Your goal: Among the records below, find the lines that contain "Ayam" and copy each of them.

Given entries:
──────

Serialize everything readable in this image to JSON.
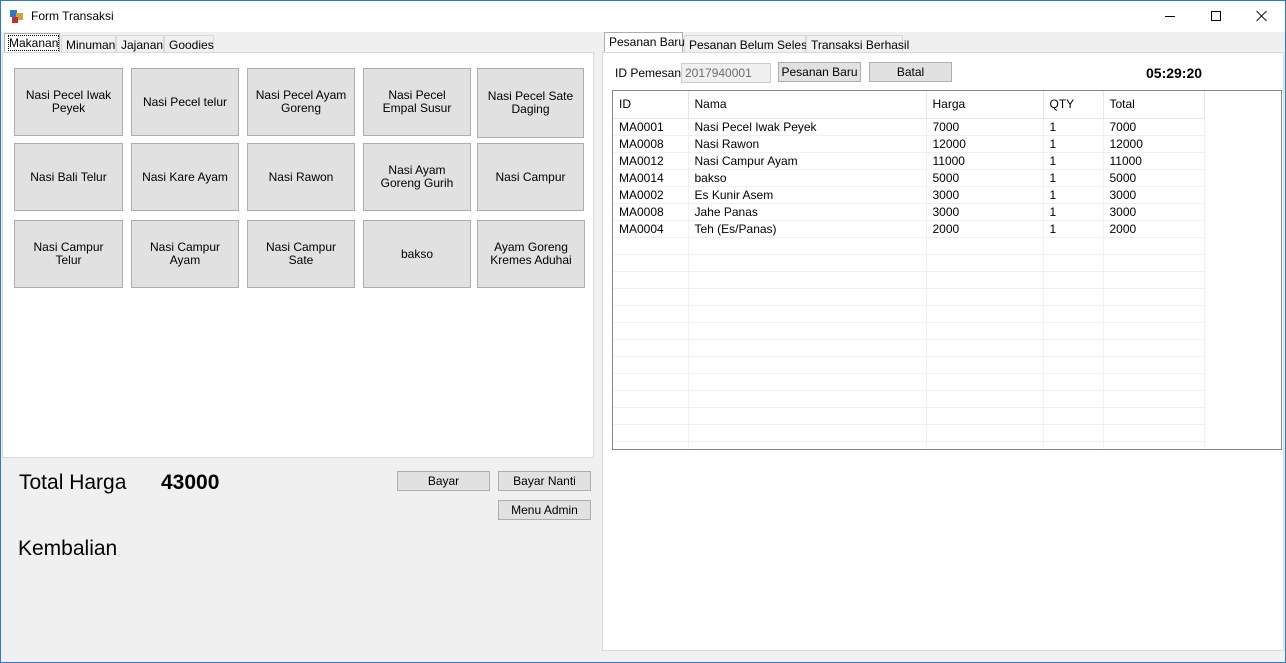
{
  "window": {
    "title": "Form Transaksi"
  },
  "left_tabs": [
    "Makanan",
    "Minuman",
    "Jajanan",
    "Goodies"
  ],
  "menu_items": [
    "Nasi Pecel Iwak Peyek",
    "Nasi Pecel telur",
    "Nasi Pecel Ayam Goreng",
    "Nasi Pecel Empal Susur",
    "Nasi Pecel Sate Daging",
    "Nasi Bali Telur",
    "Nasi Kare Ayam",
    "Nasi Rawon",
    "Nasi Ayam Goreng Gurih",
    "Nasi Campur",
    "Nasi Campur Telur",
    "Nasi Campur Ayam",
    "Nasi Campur Sate",
    "bakso",
    "Ayam Goreng Kremes Aduhai"
  ],
  "totals": {
    "total_label": "Total Harga",
    "total_value": "43000",
    "change_label": "Kembalian"
  },
  "actions": {
    "pay": "Bayar",
    "pay_later": "Bayar Nanti",
    "admin": "Menu Admin"
  },
  "right_tabs": [
    "Pesanan Baru",
    "Pesanan Belum Selesai",
    "Transaksi Berhasil"
  ],
  "order": {
    "id_label": "ID Pemesan",
    "id_value": "2017940001",
    "new_button": "Pesanan Baru",
    "cancel_button": "Batal",
    "clock": "05:29:20"
  },
  "table": {
    "columns": [
      "ID",
      "Nama",
      "Harga",
      "QTY",
      "Total"
    ],
    "rows": [
      [
        "MA0001",
        "Nasi Pecel Iwak Peyek",
        "7000",
        "1",
        "7000"
      ],
      [
        "MA0008",
        "Nasi Rawon",
        "12000",
        "1",
        "12000"
      ],
      [
        "MA0012",
        "Nasi Campur Ayam",
        "11000",
        "1",
        "11000"
      ],
      [
        "MA0014",
        "bakso",
        "5000",
        "1",
        "5000"
      ],
      [
        "MA0002",
        "Es Kunir Asem",
        "3000",
        "1",
        "3000"
      ],
      [
        "MA0008",
        "Jahe Panas",
        "3000",
        "1",
        "3000"
      ],
      [
        "MA0004",
        "Teh (Es/Panas)",
        "2000",
        "1",
        "2000"
      ]
    ]
  }
}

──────

Final answer:
    "Nasi Pecel Ayam Goreng",
    "Nasi Kare Ayam",
    "Nasi Ayam Goreng Gurih",
    "Nasi Campur Ayam",
    "Ayam Goreng Kremes Aduhai"
        "Nasi Campur Ayam",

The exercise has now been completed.